%%
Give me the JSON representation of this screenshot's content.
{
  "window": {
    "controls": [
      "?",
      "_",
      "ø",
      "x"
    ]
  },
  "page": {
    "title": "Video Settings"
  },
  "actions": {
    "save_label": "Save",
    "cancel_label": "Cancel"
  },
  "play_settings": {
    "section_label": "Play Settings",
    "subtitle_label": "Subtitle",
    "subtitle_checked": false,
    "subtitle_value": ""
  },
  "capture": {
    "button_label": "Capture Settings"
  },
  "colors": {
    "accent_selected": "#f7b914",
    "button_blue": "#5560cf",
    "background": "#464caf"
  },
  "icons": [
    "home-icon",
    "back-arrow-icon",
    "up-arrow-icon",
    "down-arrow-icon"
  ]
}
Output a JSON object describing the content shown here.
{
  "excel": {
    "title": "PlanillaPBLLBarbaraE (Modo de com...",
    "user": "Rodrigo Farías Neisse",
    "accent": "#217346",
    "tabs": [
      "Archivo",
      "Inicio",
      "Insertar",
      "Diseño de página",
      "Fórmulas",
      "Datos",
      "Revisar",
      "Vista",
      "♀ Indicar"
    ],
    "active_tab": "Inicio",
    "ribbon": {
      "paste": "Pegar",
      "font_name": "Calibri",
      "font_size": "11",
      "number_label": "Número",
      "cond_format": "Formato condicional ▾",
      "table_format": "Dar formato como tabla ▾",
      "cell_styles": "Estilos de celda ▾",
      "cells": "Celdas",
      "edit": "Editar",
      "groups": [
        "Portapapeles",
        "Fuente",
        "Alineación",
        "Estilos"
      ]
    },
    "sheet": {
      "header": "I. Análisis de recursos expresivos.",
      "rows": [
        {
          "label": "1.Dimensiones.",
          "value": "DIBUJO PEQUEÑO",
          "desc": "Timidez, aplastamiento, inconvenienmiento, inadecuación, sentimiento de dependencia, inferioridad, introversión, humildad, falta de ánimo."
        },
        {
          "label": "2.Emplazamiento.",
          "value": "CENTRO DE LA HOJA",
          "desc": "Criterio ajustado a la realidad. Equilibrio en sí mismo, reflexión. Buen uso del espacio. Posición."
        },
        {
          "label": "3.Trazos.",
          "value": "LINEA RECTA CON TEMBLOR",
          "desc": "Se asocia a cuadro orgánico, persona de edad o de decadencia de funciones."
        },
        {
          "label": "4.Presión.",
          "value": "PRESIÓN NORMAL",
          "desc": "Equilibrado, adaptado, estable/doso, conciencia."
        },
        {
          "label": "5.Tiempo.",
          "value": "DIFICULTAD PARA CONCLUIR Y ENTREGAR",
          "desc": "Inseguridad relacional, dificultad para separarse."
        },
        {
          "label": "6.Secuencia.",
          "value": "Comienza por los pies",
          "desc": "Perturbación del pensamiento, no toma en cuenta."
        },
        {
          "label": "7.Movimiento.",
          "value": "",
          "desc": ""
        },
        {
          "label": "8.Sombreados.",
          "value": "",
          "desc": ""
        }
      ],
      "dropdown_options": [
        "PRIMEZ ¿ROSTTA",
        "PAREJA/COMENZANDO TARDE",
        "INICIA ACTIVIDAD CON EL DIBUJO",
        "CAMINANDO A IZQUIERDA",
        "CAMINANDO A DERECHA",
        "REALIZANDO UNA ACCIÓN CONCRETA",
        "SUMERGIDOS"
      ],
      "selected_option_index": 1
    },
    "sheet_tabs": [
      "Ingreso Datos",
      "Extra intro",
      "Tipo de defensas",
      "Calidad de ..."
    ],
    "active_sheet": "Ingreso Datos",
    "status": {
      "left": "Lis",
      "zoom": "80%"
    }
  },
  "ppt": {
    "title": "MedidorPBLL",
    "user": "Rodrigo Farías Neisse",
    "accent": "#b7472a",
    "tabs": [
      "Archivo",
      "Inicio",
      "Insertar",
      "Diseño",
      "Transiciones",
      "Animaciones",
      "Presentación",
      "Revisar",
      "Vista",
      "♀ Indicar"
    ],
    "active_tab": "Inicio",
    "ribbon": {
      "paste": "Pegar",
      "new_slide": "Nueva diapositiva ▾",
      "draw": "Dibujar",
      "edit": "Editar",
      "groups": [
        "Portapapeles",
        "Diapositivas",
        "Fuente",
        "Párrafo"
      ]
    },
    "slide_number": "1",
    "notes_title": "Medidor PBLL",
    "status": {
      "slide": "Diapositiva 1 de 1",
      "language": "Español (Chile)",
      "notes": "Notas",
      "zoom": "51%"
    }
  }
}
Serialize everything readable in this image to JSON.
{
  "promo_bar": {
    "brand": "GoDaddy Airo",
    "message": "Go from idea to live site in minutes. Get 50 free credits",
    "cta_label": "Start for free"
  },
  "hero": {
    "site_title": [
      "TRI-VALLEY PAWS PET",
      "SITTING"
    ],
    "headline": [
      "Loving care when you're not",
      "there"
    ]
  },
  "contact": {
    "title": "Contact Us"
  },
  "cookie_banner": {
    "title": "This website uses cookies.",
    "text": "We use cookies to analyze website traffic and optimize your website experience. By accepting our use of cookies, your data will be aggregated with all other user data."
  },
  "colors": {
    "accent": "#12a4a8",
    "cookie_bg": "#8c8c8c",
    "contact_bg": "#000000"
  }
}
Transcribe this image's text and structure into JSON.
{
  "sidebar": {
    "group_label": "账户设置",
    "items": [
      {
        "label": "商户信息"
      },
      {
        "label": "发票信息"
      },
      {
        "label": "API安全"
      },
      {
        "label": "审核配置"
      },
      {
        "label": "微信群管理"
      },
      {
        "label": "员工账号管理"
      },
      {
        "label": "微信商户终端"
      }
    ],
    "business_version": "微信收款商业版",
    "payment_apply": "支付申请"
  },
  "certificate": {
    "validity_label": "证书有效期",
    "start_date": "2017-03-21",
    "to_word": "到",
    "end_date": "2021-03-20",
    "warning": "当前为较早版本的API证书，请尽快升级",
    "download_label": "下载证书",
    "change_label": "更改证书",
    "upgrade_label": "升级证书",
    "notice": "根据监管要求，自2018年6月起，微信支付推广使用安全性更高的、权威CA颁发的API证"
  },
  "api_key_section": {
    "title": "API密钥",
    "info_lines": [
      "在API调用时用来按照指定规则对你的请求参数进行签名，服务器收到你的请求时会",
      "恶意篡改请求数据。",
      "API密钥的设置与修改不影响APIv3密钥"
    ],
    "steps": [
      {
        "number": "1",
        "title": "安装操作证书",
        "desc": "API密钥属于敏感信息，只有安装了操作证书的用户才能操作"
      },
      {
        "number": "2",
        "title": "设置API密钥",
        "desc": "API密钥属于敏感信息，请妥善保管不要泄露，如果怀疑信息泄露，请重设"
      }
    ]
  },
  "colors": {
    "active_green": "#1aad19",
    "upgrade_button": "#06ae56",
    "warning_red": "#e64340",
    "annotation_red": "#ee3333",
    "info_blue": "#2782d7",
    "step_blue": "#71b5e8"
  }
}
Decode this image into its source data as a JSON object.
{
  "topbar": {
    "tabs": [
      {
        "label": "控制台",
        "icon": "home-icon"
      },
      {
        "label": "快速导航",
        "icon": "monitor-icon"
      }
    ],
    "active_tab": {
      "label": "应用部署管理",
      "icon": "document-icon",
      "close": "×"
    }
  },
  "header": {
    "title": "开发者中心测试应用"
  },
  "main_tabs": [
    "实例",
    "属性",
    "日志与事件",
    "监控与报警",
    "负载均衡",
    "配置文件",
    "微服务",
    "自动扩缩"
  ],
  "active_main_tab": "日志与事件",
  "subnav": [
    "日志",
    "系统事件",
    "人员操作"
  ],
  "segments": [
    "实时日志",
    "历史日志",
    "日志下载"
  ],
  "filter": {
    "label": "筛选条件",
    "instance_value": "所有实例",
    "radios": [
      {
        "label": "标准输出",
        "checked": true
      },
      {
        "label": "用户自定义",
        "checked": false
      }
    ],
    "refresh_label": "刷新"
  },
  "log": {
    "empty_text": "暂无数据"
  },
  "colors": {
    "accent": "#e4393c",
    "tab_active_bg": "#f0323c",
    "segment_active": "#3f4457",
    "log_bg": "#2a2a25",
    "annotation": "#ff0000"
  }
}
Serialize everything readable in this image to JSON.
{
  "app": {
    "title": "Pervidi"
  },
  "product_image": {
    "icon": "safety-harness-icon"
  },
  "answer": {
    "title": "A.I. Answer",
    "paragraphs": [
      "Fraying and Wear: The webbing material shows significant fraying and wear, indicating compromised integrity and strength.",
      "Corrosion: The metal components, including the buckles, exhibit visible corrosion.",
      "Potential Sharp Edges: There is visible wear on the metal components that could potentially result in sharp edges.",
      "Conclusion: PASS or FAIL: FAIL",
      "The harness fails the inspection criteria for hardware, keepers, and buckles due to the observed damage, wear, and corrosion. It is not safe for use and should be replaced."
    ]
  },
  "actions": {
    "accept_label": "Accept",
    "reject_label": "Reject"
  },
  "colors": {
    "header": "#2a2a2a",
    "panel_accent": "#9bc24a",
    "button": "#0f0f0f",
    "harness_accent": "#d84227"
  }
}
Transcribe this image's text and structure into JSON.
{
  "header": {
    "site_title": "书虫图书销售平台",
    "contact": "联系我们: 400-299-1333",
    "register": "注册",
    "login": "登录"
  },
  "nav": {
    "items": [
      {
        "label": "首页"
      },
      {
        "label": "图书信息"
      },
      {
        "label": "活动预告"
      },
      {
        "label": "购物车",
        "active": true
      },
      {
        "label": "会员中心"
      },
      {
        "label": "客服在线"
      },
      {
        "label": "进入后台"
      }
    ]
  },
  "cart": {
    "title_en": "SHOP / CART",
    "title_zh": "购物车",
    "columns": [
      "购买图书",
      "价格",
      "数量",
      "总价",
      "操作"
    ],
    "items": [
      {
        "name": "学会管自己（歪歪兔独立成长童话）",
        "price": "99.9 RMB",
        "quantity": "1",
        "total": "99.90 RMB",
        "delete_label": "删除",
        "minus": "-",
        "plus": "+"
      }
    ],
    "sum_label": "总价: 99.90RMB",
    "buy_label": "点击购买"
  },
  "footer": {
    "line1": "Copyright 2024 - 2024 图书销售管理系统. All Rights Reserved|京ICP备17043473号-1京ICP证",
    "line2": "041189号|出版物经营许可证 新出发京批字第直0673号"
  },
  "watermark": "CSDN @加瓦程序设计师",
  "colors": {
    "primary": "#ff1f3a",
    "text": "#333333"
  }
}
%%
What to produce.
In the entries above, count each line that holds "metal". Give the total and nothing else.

Problem solution.
2